Plan a weekly menu
When tackling any type of situation, a little planning and organization goes a long way. A large majority of grocery stores offer weekly fliers notifying customers of their price savings, coupons, and specials. If you glance at a few in your area, it’s not uncommon to notice some similarities in their ads. Choose a flier that offers you the best deals for the type of foods your family enjoys. Then go through your cookbooks or search your browser for recipes that include the products that are on sale. Select a listing of different types of meals and even try experimenting with some new flavors. It’s also important to take into account what you already have in your home that you don’t want to waste. Plan your meals so that you use your perishables earlier in the week versus others with canned or frozen items for later on. Then look at your collected recipes and make out a grocery list of what you’ll need to buy.
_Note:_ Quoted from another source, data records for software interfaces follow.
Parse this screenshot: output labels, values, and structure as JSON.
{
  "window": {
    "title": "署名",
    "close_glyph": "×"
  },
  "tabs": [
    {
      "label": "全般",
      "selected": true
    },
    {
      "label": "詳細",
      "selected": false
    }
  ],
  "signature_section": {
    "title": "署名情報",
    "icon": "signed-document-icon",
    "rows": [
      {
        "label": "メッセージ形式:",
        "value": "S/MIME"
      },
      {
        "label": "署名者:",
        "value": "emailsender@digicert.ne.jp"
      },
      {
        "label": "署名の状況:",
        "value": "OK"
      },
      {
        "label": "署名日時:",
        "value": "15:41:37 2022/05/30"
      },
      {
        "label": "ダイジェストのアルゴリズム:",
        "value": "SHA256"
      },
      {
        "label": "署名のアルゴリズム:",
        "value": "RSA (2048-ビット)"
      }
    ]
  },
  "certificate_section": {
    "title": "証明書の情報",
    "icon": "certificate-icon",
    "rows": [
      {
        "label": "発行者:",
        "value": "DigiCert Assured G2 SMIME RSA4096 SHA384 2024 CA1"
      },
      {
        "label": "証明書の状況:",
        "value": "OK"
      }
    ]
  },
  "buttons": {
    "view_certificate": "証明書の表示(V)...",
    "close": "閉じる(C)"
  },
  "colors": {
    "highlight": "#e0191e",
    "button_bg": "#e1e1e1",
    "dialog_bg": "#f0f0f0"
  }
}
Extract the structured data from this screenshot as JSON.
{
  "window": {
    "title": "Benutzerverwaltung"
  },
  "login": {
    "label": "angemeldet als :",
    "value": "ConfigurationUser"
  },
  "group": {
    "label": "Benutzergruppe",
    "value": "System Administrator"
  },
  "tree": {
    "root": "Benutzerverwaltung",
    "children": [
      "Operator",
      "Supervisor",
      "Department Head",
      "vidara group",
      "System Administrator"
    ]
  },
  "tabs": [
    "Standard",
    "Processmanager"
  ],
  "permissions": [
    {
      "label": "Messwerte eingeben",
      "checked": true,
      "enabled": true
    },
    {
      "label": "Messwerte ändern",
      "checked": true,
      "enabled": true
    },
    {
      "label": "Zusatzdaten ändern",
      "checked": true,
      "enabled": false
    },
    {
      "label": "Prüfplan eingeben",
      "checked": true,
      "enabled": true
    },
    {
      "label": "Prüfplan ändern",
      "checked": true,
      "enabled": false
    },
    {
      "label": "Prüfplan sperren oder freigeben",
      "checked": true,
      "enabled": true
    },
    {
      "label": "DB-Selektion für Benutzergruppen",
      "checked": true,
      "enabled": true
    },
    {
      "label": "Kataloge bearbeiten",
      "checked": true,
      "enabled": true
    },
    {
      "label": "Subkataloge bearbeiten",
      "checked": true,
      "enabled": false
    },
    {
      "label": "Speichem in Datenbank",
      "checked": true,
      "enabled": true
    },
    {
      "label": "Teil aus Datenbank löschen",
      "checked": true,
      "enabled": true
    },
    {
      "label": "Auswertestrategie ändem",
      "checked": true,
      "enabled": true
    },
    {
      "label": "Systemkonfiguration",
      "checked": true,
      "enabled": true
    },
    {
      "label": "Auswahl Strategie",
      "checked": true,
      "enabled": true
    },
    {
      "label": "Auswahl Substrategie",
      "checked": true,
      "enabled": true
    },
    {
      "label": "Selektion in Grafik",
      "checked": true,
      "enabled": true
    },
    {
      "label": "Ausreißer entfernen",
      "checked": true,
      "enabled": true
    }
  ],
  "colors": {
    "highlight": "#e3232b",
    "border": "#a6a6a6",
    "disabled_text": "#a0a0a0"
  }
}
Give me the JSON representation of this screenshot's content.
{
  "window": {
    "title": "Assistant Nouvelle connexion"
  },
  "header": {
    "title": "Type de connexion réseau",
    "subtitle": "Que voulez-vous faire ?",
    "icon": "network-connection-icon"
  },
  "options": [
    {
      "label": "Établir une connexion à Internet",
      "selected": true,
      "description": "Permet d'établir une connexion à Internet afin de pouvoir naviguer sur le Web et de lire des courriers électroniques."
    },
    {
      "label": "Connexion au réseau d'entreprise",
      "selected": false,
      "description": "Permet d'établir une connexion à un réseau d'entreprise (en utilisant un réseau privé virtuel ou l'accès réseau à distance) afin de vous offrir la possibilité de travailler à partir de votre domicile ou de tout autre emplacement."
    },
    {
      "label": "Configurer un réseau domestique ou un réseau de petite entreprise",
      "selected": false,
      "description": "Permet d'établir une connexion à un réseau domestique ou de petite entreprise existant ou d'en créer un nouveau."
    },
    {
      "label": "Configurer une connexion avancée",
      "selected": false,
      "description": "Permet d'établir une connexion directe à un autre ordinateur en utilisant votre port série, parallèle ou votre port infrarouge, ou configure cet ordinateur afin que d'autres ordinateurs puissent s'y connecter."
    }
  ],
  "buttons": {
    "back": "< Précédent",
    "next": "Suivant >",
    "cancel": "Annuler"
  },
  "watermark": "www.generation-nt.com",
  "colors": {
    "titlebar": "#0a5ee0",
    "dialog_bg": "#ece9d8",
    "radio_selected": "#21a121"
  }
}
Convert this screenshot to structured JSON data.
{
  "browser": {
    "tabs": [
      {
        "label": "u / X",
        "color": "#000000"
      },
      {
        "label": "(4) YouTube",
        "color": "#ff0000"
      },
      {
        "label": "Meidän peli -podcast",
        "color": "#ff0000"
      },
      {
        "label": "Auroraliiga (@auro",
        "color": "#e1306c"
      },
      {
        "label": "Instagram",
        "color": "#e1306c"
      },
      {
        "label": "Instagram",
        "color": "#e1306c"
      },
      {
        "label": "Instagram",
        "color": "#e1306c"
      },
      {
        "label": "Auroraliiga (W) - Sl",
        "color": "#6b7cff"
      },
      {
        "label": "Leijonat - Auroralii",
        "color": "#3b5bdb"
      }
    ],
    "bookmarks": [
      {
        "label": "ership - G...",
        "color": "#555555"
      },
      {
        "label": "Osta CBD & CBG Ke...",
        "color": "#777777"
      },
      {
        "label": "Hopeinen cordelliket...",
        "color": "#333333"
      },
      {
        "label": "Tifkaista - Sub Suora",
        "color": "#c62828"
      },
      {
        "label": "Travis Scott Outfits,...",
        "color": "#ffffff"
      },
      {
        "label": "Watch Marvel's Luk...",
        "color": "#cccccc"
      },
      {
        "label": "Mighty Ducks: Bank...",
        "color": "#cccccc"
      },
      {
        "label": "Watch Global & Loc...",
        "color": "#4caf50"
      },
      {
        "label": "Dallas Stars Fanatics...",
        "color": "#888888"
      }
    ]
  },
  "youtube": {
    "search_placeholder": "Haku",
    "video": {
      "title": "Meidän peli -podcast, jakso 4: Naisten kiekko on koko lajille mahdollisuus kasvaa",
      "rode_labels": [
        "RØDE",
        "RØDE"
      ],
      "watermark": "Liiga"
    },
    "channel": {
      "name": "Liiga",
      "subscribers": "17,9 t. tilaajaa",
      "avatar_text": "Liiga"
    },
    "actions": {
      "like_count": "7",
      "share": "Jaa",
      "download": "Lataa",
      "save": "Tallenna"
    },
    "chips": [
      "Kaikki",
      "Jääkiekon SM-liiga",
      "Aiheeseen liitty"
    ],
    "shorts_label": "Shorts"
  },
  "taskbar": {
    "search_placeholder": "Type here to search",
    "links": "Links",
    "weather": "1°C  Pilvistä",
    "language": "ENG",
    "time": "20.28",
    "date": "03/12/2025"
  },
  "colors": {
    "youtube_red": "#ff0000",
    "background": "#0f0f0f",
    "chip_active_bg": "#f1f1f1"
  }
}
Shop for items on your list
It’s not uncommon to walk your store aisles and have your memory jogged by an item you forgot to put on your list. However, grocery shopping is truly a test in self-control. Try to keep within the confines of what you’ve listed and don’t impulse shop. You don’t want to sabotage all the efforts you made when you focused on sale items. For additional items that were not on sale be careful of what you choose. Most of your higher-priced merchandise is usually at eye level, so take a look around. Store-brand items are often of the same quality but at a reduced cost and promotion items, such as $10/10 cans will sound good; however, it still costs more than the store-brand of $.80/each. Bulk items are a great buy if you’ll use them, but purchasing a big bag of potatoes doesn’t do you much good if you only are cooking potatoes once that week. More isn’t always the best choice.
Prepare your meals ahead of time
Preparing what you can in advance is the key ingredient to this endeavor. You can put your meals together over a weekend or all in one day. Expect your first time to be your longest; however, each time after, should be no more than a few hours. If you’re consistently taking longer, perhaps some of the meals you’re choosing are too extensive for work days and should be left to prepare on your days off.
Plan on having available, different plastic freezer bags or freezer-safe containers for storage. They both work well; however plastic bags have a tendency to take up less space in your freezer. Analyze your recipe. You can combine items in individual bags, such as meats and marinades, ingredients to a casserole, chopped vegetables, sauces, or dried ingredients. Keep the wet and dry ingredients separate because they have a tendency to get soggy. Any pasta or rice should be cooked prior to assembling and freezing. Then place all your individual bags into a larger bag for storage or cover and seal any casserole dishes. Label all your items to identify the meal, the date prepared, and if needed, the cooking instructions; then freeze.
Cook your meal for the day
Coordinate the day you plan to cook your meal with your needed defrost time. One of the easiest and safest methods of defrosting is to place your menu items in the refrigerator the night before or roughly about 24hrs. prior to preparing. This allows your food to defrost and remain at an appropriate temperature before you’re ready to use. For tap water method, place your bags in a pot filled with cold water and change the water every 30 minutes until your food is defrosted. This usually takes from 1-2 hrs. but needs more of your attention. Microwaves are the quickest method of defrosting; however, you must cook your food immediately after. Many microwaves have a defrost program or you can set your power for 50% or under to defrost more evenly. You’ve completed the hard part, now cook your food according to your labeled directions and get ready to enjoy a delicious home-cooked meal.
Serve your nutritious meal to your family
Whether your meal is prepared in the oven, sautéed on your stove top, or barbecued, your preparation time is reduced significantly because you’ve already completed your chopping, or mixing, or measuring in advance. Finish your balanced meal with last minute touches such as adding a salad, cutting up some fruit, or slicing some warmed bread. Make it a point to have your family help in putting your meal together, setting the table, or cleaning up afterward. Meal preparation doesn’t have to belong to any one person but can be seen as a shared responsibility. Serving your family a nutritious and delicious meal has been achieved. With a little organization on your part, you’ve taken out the daily decision-making of what to eat today. You’ve hopefully saved a few pennies in your food budget, cut your stretch in the kitchen, and have given yourself more time around the table with your family. Bon appetite.